Could you please return each line of the data that has the word "title"?

□ □ □ □

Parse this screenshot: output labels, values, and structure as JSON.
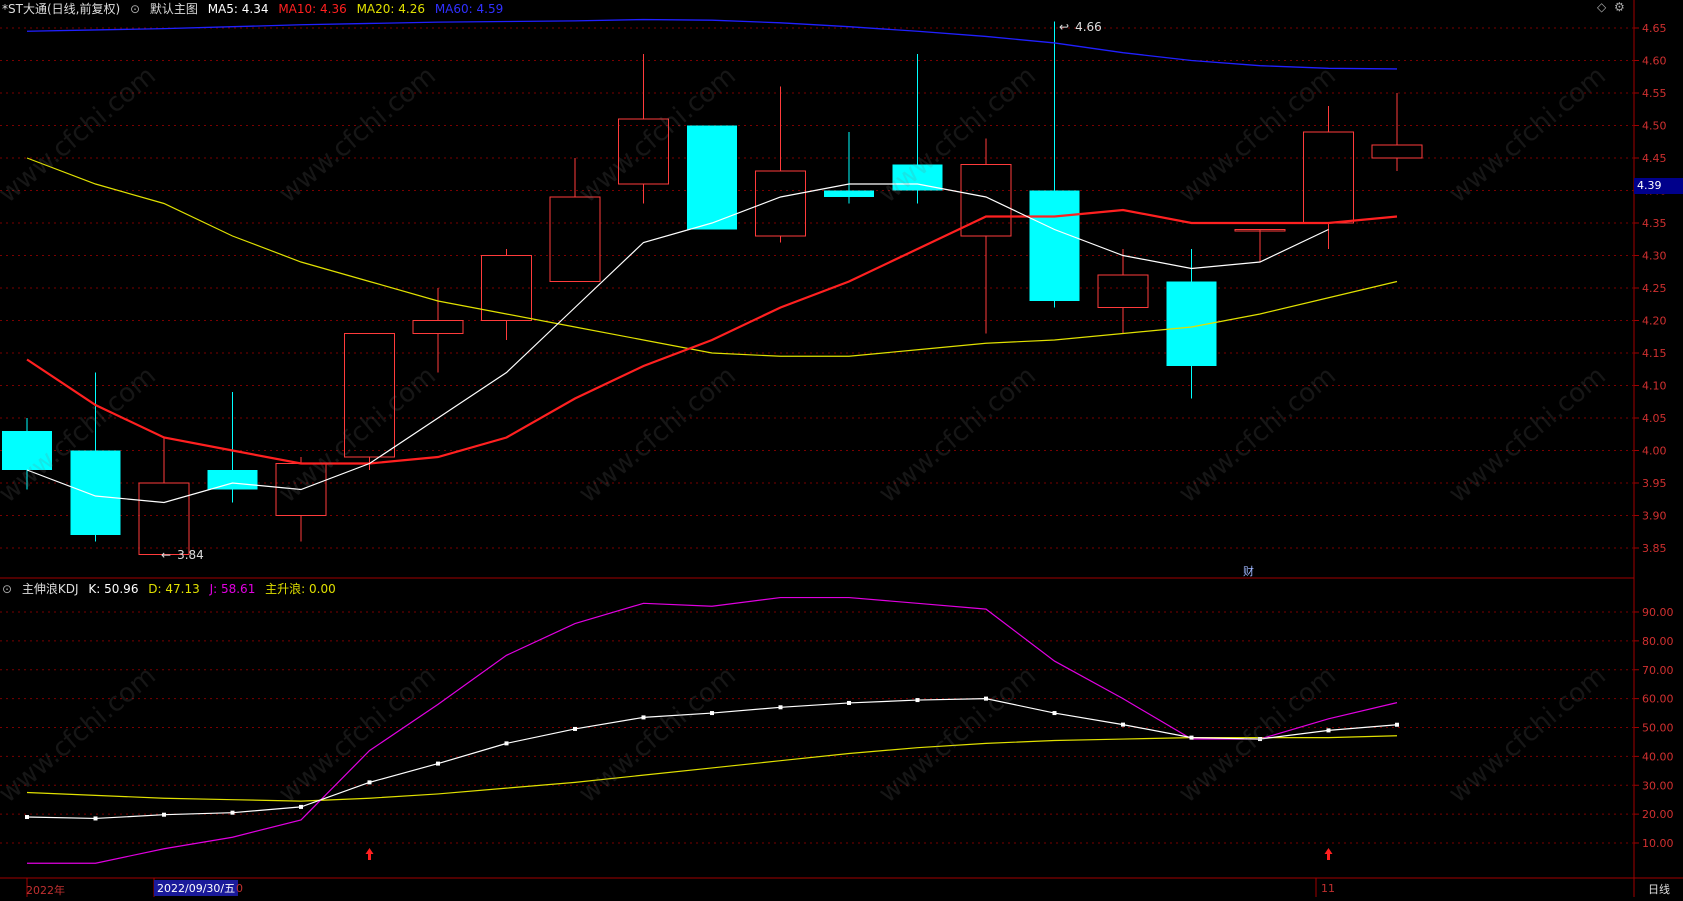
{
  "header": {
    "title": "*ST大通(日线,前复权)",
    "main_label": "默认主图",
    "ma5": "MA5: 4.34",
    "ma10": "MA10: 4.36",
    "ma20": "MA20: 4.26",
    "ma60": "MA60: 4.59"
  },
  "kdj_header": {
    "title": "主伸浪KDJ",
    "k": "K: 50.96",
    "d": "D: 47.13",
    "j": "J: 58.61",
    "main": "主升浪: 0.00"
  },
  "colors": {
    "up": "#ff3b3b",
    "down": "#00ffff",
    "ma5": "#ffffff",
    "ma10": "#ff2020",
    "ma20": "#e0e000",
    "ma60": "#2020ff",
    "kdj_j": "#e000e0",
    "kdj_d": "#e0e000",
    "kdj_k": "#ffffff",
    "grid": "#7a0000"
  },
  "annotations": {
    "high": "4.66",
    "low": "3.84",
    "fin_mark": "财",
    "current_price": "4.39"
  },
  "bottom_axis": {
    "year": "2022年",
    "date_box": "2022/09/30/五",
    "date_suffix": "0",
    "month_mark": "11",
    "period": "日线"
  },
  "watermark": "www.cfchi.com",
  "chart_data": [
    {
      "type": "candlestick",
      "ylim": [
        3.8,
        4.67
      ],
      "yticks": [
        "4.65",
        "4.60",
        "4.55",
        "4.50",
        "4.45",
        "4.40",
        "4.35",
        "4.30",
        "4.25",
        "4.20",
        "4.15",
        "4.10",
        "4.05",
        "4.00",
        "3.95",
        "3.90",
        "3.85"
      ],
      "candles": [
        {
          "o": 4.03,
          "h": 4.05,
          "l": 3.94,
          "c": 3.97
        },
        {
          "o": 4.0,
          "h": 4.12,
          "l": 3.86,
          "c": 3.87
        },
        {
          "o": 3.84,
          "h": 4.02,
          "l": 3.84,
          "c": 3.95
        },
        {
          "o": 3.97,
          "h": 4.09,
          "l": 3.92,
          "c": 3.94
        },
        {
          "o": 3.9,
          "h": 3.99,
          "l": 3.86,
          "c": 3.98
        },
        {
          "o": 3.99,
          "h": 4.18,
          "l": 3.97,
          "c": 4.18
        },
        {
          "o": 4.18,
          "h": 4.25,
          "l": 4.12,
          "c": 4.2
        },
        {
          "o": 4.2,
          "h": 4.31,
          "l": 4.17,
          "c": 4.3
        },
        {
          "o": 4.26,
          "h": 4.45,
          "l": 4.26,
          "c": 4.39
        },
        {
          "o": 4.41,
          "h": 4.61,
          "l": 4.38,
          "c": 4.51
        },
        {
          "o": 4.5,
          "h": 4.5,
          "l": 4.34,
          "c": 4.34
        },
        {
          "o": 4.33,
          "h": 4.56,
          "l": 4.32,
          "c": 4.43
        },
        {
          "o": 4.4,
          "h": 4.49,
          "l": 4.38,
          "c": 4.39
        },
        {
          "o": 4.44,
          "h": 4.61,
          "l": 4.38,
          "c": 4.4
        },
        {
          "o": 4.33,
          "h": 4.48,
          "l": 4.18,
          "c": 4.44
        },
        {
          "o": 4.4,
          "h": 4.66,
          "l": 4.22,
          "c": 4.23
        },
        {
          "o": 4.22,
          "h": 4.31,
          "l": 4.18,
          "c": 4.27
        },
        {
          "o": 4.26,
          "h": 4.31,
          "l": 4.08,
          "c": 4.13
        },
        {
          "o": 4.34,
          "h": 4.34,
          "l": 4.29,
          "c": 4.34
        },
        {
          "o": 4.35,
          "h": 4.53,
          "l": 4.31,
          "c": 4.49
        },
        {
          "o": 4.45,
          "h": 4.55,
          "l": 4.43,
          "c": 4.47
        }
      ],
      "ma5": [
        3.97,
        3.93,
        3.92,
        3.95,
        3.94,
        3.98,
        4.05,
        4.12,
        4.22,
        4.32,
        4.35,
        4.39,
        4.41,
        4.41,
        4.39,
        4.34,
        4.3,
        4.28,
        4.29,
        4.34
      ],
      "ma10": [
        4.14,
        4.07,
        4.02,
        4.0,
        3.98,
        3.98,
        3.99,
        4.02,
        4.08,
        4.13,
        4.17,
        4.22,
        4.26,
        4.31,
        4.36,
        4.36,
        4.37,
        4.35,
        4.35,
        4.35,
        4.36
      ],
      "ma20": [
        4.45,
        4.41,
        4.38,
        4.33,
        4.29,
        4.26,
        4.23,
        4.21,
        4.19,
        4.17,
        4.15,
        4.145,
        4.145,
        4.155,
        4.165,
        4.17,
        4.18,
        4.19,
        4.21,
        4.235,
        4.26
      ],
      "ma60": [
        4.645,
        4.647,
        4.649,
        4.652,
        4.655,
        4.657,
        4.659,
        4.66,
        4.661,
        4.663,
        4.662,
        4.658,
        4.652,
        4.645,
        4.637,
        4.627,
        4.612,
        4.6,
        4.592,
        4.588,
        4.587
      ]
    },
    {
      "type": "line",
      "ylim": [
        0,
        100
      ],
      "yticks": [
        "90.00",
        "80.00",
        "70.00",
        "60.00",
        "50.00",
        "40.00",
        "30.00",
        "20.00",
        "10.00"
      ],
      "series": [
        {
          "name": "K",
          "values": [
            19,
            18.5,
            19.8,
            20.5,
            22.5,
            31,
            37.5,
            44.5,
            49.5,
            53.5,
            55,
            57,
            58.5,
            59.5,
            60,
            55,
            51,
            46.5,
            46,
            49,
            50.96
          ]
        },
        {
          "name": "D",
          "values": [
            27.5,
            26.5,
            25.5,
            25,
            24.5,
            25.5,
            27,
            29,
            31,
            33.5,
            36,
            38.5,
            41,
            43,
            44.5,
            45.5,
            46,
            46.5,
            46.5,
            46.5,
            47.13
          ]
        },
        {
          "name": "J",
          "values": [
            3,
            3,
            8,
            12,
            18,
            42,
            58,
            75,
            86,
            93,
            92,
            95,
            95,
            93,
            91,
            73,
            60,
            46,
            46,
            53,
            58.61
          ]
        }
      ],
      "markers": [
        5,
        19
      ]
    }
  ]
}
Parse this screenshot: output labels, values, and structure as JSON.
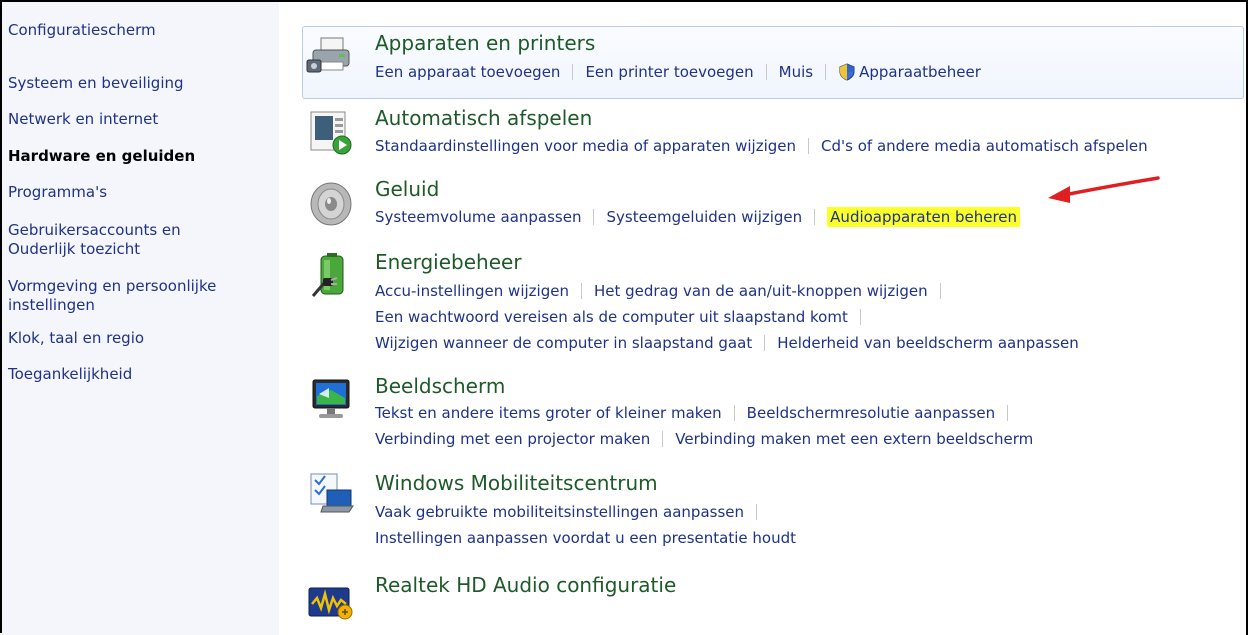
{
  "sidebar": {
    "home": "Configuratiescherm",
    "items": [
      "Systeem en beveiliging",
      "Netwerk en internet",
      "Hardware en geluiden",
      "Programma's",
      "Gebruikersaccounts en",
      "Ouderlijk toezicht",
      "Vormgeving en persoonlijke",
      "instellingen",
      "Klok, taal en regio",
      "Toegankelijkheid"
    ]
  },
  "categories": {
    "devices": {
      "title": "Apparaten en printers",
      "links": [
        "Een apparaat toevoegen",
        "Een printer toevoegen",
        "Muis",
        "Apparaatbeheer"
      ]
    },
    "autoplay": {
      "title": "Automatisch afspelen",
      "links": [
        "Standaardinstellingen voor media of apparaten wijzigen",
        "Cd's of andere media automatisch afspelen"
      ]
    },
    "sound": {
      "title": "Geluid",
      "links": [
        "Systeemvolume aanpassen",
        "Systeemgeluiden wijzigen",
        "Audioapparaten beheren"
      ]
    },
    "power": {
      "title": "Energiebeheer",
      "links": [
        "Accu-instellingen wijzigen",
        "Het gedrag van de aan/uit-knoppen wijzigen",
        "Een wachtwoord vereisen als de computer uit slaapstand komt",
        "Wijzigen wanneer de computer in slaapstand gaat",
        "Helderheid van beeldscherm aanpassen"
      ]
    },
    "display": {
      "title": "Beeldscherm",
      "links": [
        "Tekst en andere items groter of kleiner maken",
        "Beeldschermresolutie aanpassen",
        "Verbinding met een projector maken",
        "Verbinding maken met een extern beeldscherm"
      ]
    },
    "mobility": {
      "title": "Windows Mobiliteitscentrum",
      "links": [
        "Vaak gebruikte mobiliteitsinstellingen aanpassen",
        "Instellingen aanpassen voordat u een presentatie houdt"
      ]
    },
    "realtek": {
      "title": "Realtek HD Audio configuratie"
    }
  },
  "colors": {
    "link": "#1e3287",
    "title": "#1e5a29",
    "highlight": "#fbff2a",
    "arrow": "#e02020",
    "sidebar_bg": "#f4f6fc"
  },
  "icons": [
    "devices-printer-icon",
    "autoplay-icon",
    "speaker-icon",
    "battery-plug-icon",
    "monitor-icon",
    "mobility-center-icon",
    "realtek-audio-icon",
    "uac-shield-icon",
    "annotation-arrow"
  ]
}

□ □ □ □

EXERCISE OUTPUT ->
    "title": "*ST大通(日线,前复权)",
    "title": "主伸浪KDJ",
      "title": "Apparaten en printers",
      "title": "Automatisch afspelen",
      "title": "Geluid",
      "title": "Energiebeheer",
      "title": "Beeldscherm",
      "title": "Windows Mobiliteitscentrum",
      "title": "Realtek HD Audio configuratie"
    "title": "#1e5a29",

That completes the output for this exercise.